(Dataset records)
_ _ _ _ _

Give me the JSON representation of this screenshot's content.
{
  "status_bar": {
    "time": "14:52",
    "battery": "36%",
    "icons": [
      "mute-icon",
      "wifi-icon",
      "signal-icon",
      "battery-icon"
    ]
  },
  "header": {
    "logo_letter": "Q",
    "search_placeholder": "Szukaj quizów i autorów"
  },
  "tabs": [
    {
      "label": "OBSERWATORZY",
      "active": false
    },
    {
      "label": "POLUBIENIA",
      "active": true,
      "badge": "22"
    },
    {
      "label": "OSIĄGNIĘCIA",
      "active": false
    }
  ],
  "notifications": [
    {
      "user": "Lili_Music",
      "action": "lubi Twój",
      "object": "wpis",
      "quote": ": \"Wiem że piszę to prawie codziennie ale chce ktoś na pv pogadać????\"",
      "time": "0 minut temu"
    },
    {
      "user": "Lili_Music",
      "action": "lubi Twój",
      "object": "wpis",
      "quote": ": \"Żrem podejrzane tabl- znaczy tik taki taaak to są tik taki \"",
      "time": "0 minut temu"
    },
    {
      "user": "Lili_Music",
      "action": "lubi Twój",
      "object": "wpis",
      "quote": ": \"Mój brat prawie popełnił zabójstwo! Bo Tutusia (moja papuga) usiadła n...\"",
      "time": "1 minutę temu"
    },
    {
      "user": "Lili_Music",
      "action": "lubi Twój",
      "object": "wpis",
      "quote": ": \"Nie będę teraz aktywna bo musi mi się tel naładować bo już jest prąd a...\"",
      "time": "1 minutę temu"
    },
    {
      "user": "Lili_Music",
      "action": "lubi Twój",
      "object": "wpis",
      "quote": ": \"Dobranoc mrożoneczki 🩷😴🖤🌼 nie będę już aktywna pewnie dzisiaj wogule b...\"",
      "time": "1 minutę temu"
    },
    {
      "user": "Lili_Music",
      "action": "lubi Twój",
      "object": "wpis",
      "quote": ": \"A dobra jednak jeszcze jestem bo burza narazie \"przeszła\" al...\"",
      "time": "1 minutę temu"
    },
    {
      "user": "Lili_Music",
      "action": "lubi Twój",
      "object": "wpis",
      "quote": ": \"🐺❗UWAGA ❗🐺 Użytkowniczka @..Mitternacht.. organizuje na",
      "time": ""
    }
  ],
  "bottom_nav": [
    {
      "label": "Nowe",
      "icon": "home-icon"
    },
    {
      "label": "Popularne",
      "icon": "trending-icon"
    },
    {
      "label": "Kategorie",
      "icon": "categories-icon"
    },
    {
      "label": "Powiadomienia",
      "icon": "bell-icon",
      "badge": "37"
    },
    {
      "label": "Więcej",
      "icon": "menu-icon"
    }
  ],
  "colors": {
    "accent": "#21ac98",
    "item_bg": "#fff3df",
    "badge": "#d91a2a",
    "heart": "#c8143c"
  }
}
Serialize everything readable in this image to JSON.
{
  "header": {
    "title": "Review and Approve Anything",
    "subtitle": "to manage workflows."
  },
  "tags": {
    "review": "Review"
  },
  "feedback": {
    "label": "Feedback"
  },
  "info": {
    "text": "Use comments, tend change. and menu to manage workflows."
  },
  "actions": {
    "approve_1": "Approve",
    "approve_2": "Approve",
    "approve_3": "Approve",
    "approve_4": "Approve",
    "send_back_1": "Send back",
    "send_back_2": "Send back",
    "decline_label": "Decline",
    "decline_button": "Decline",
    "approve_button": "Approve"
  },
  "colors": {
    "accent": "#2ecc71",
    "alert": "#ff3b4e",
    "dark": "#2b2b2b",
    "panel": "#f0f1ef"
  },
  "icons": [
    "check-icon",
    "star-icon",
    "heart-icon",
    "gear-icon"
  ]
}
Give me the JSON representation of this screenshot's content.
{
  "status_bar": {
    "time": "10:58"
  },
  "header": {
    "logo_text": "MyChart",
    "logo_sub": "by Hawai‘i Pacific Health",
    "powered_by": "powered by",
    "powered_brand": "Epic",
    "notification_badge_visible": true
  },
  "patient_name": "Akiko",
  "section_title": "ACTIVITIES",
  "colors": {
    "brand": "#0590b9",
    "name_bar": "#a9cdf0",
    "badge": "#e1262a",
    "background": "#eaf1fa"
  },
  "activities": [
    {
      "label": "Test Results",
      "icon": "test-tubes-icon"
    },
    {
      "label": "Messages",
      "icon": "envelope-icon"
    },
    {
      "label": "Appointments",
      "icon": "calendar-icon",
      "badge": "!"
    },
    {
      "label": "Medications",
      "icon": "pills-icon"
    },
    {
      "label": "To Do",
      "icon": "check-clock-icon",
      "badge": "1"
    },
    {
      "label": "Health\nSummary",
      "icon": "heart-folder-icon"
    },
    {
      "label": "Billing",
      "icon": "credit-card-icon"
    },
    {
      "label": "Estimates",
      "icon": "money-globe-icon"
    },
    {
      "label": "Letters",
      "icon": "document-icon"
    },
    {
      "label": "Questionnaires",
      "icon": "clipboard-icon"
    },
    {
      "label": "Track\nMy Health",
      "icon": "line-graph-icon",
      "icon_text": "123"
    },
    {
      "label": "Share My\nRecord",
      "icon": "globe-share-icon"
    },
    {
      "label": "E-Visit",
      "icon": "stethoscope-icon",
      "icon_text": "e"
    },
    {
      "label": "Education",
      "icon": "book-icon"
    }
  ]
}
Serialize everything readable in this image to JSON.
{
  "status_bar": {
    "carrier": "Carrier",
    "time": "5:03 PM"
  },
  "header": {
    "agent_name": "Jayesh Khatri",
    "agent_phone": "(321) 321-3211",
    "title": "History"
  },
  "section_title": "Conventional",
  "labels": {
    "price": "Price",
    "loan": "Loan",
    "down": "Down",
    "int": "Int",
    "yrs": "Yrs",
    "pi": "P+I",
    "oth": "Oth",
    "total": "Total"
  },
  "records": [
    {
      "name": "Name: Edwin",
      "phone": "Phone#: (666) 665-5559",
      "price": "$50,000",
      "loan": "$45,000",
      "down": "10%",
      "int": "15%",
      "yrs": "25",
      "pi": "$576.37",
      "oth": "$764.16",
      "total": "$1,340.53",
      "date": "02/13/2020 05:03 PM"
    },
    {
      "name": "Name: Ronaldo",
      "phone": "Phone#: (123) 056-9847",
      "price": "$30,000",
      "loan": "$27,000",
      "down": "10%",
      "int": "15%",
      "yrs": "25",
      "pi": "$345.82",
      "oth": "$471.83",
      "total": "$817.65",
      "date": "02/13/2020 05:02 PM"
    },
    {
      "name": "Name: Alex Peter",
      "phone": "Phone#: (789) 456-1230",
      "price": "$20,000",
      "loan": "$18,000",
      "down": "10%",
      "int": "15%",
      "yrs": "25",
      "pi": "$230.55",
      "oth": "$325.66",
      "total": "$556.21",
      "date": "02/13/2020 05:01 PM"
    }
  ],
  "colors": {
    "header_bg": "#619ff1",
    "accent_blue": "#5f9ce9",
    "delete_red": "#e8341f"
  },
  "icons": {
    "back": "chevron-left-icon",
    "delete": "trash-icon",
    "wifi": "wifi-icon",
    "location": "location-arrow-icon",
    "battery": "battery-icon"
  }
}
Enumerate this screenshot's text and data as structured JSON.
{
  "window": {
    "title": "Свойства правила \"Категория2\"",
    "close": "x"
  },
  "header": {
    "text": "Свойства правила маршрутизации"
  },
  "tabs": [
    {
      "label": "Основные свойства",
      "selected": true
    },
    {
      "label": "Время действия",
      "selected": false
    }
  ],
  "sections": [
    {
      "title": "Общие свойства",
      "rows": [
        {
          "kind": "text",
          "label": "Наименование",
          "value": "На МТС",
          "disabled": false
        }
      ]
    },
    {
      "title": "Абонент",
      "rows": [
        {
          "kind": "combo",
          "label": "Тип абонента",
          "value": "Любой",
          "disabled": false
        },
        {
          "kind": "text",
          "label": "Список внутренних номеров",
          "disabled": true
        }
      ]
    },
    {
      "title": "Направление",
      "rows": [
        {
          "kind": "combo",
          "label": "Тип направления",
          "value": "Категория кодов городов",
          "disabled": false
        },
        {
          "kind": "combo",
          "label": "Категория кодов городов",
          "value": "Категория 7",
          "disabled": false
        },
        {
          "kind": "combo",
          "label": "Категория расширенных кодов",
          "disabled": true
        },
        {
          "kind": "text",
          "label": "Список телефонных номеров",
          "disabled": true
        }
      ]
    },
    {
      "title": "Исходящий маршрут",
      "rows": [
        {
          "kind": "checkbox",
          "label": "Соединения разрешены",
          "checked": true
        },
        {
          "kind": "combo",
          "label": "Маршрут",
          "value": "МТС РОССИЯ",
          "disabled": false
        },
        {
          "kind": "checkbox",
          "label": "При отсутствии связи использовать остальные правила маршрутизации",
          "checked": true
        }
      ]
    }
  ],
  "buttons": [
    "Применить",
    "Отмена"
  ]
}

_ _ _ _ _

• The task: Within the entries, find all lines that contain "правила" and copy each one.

• Reply:
    "title": "Свойства правила \"Категория2\"",
    "text": "Свойства правила маршрутизации"
          "label": "При отсутствии связи использовать остальные правила маршрутизации",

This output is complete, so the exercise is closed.